New York University Professor of Philosophy and Law Kwame Anthony Appiah has been selected as the University’s 2023 Baccalaureate speaker. Appiah, a renowned philosopher and cultural theorist, previously taught at Princeton and is the Laurance S. Rockefeller University Professor of Philosophy and the University Center for Human Values, Emeritus.
Baccalaureate, an end-of-year interfaith service that is one of Princeton’s oldest traditions, is scheduled for 2 p.m. Sunday, May 28.
The Baccalaureate speaker was selected by the Committee on Honorary Degrees and approved by the Board of Trustees. The goal of Baccalaureate is to emphasize the value and importance of service to graduating seniors as they prepare for their lives beyond Princeton. The letter of invitation to Appiah lauded his ability to share wisdom and advice with students from his view as “an extraordinary ethical thinker on some of the most important issues confronting the world today.”

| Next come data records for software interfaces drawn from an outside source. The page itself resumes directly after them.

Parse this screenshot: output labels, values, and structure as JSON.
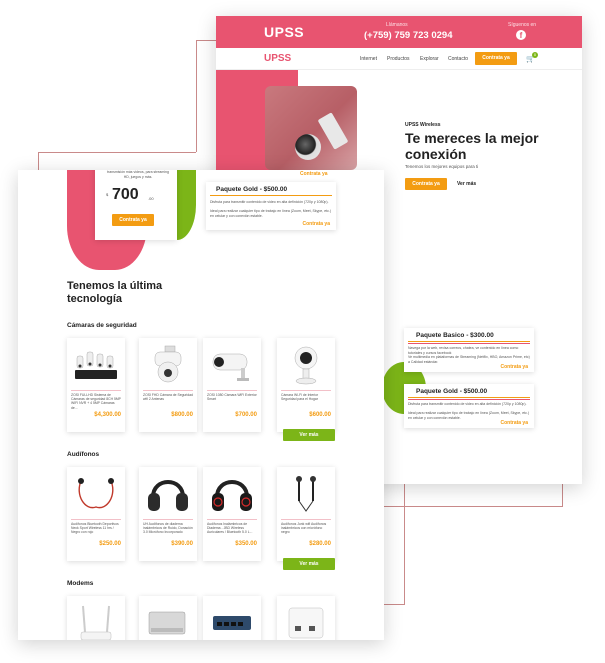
{
  "brand": {
    "name": "UPSS",
    "accent": "#e85470",
    "orange": "#f39c12",
    "green": "#7cb518"
  },
  "topbar": {
    "call_label": "Llámanos",
    "phone": "(+759) 759 723 0294",
    "follow_label": "Síguenos en",
    "social_icon": "facebook-icon"
  },
  "nav": {
    "items": [
      "Internet",
      "Productos",
      "Explorar",
      "Contacto"
    ],
    "cta": "Contrata ya",
    "cart_icon": "cart-icon",
    "cart_count": "0"
  },
  "hero": {
    "kicker": "UPSS Wireless",
    "title": "Te mereces la mejor conexión",
    "subtitle": "Tenemos los mejores equipos para ti",
    "primary_cta": "Contrata ya",
    "secondary_cta": "Ver más"
  },
  "plans": [
    {
      "title": "Paquete Basico - $300.00",
      "lines": [
        "Navega por la web, revisa correos, chatea, ve contenido en línea como tutoriales y cursos facebook",
        "Ve multimedia en plataformas de Streaming (Netflix, HBO, Amazon Prime, etc) a Calidad estándar."
      ],
      "cta": "Contrata ya"
    },
    {
      "title": "Paquete Gold - $500.00",
      "lines": [
        "Disfruta para transmitir contenido de video en alta definición (720p y 1080p).",
        "Ideal para realizar cualquier tipo de trabajo en línea (Zoom, Meet, Skype, etc.) en celular y con conexión estable."
      ],
      "cta": "Contrata ya"
    }
  ],
  "front": {
    "price_desc": "transmisión más videos, para streaming HD, juegos y más.",
    "currency": "$",
    "price": "700",
    "cents": ".00",
    "price_cta": "Contrata ya",
    "gold_plan_top_cta": "Contrata ya",
    "gold_plan": {
      "title": "Paquete Gold - $500.00",
      "lines": [
        "Disfruta para transmitir contenido de video en alta definición (720p y 1080p).",
        "Ideal para realizar cualquier tipo de trabajo en línea (Zoom, Meet, Skype, etc.) en celular y con conexión estable."
      ],
      "cta": "Contrata ya"
    },
    "section_title": "Tenemos la última tecnología",
    "categories": [
      {
        "name": "Cámaras de seguridad",
        "products": [
          {
            "name": "ZOSI FULLHD Sistema de Cámaras de seguridad 8CH 5MP WIFI NVR + 4 5MP Cámaras de...",
            "price": "$4,300.00",
            "icon": "camera-kit-icon"
          },
          {
            "name": "ZOSI FHD Cámara de Seguridad wifi 2 Antenas",
            "price": "$800.00",
            "icon": "ptz-camera-icon"
          },
          {
            "name": "ZOSI 1080 Cámara WiFi Exterior Smart",
            "price": "$700.00",
            "icon": "bullet-camera-icon"
          },
          {
            "name": "Cámara Wi-Fi de Interior Seguridad para el Hogar",
            "price": "$600.00",
            "icon": "indoor-camera-icon"
          }
        ],
        "more": "Ver más"
      },
      {
        "name": "Audífonos",
        "products": [
          {
            "name": "Audífonos Bluetooth Deportivos Neck Sport Wireless 11 hrs / Negro con rojo",
            "price": "$250.00",
            "icon": "neckband-earphones-icon"
          },
          {
            "name": "UH Audífonos de diadema inalámbricos de Ruido, Donación 3.0 Micrófono Incorporado",
            "price": "$390.00",
            "icon": "headphones-black-icon"
          },
          {
            "name": "Audífonos Inalámbricos de Diadema - JBD Wireless Auriculares / Bluetooth 5.0 L...",
            "price": "$350.00",
            "icon": "headphones-red-icon"
          },
          {
            "name": "Audífonos Junk wifi Audífonos inalámbricos con micrófono negro",
            "price": "$280.00",
            "icon": "sport-earphones-icon"
          }
        ],
        "more": "Ver más"
      },
      {
        "name": "Modems",
        "products": [
          {
            "name": "",
            "price": "",
            "icon": "router-icon"
          },
          {
            "name": "",
            "price": "",
            "icon": "switch-silver-icon"
          },
          {
            "name": "",
            "price": "",
            "icon": "switch-blue-icon"
          },
          {
            "name": "",
            "price": "",
            "icon": "access-point-icon"
          }
        ]
      }
    ]
  }
}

Appiah’s work explores topics including African and African-American identity, the social and individual importance of identity and the cultural dimensions of global citizenship, drawing on his own experience and the work of philosophers throughout the centuries to raise questions about morality and identity.
He was awarded the 2012 National Humanities Medal by President Barack Obama. In the official citation for the award, Appiah was honored as a philosopher “seeking eternal truths in the contemporary world,” whose “books and essays within and beyond his academic discipline have shed moral and intellectual light on the individual in an era of globalization and evolving group identities.”

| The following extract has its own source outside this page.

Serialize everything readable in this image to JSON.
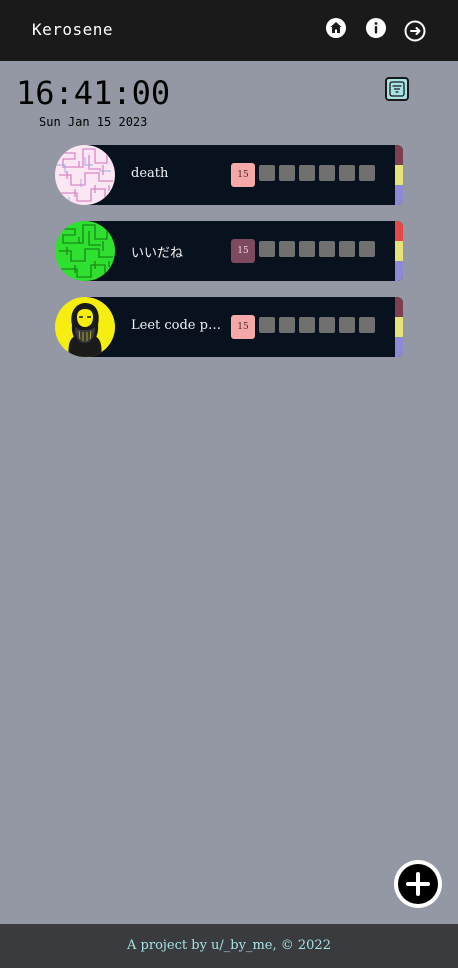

In 2013, his book “The Honor Code: How Moral Revolution Happens” was the first Princeton Pre-read selected by President Christopher L. Eisgruber for the incoming class to read together.
“The Class of 2023 is honored to have Professor Appiah as our Baccalaureate Speaker and to welcome him back to campus,” said Class of 2023 President Taryn Sebba. “During our time at Princeton, our class members have grappled with deep ethical quandaries and have unified in support of policies to make our community, and world, a more just place. Professor Appiah represents the best of Princeton — the ability to mobilize abstract concepts into pragmatic advice given with compassion — and undoubtedly will impart guiding words to us.”
In addition to teaching, Appiah is currently president of the American Academy of Arts and Letters and writes The Ethicist column for the New York Times, answering readers’ questions about their moral quandaries. He also serves on the boards of the American Academy of Arts and Sciences, the New York Public Library and New York’s Public Theater.
Appiah was born in London and raised in Ghana, and among his many awards and recognitions, he was named a “Great Immigrant” by the Carnegie Corporation of New York in 2017.
He formerly served as president of the PEN American Center, the Modern Language Association, and the Eastern Division of the American Philosophical Association. Appiah earned his bachelor’s and doctoral degrees in philosophy from Cambridge University and previously taught at Yale, Cornell, Duke and Harvard.
Princeton’s Baccalaureate service focuses on members of the senior class. It includes prayers and readings from various religions and philosophical traditions. The earliest recorded Baccalaureate was delivered to the 11 members of the graduating class of 1760.